> YOUR ASSIGNMENT
Examine the material below. Gather every line in which the string "icon" appears.

▼

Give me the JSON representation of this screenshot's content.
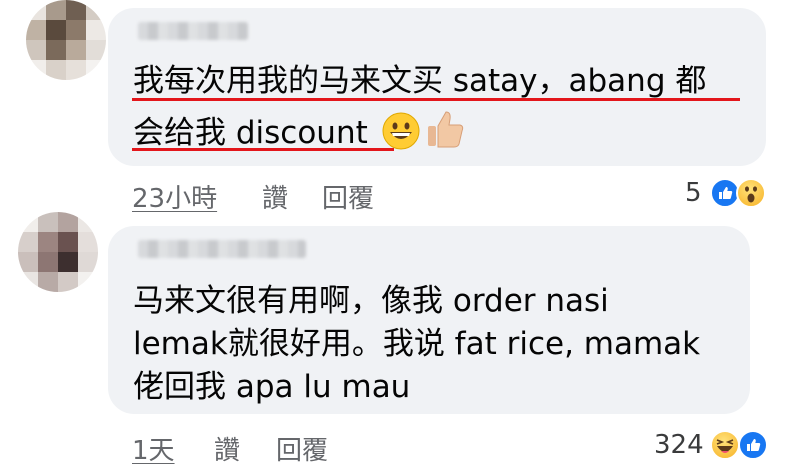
{
  "comments": [
    {
      "lines": [
        "我每次用我的马来文买 satay，abang 都",
        "会给我 discount"
      ],
      "time": "23小時",
      "like_label": "讚",
      "reply_label": "回覆",
      "reaction_count": "5",
      "reactions": [
        "like-icon",
        "wow-icon"
      ],
      "inline_emojis": [
        "grinning-face-icon",
        "thumbs-up-icon"
      ]
    },
    {
      "lines": [
        "马来文很有用啊，像我 order nasi",
        "lemak就很好用。我说 fat rice, mamak",
        "佬回我 apa lu mau"
      ],
      "time": "1天",
      "like_label": "讚",
      "reply_label": "回覆",
      "reaction_count": "324",
      "reactions": [
        "haha-icon",
        "like-icon"
      ]
    }
  ],
  "colors": {
    "bubble": "#f0f2f5",
    "underline": "#e3161b",
    "meta": "#65676b",
    "like_blue": "#1877f2"
  }
}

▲

> RESPONSE TO THIS TASK
        "like-icon",
        "wow-icon"
        "grinning-face-icon",
        "thumbs-up-icon"
        "haha-icon",
        "like-icon"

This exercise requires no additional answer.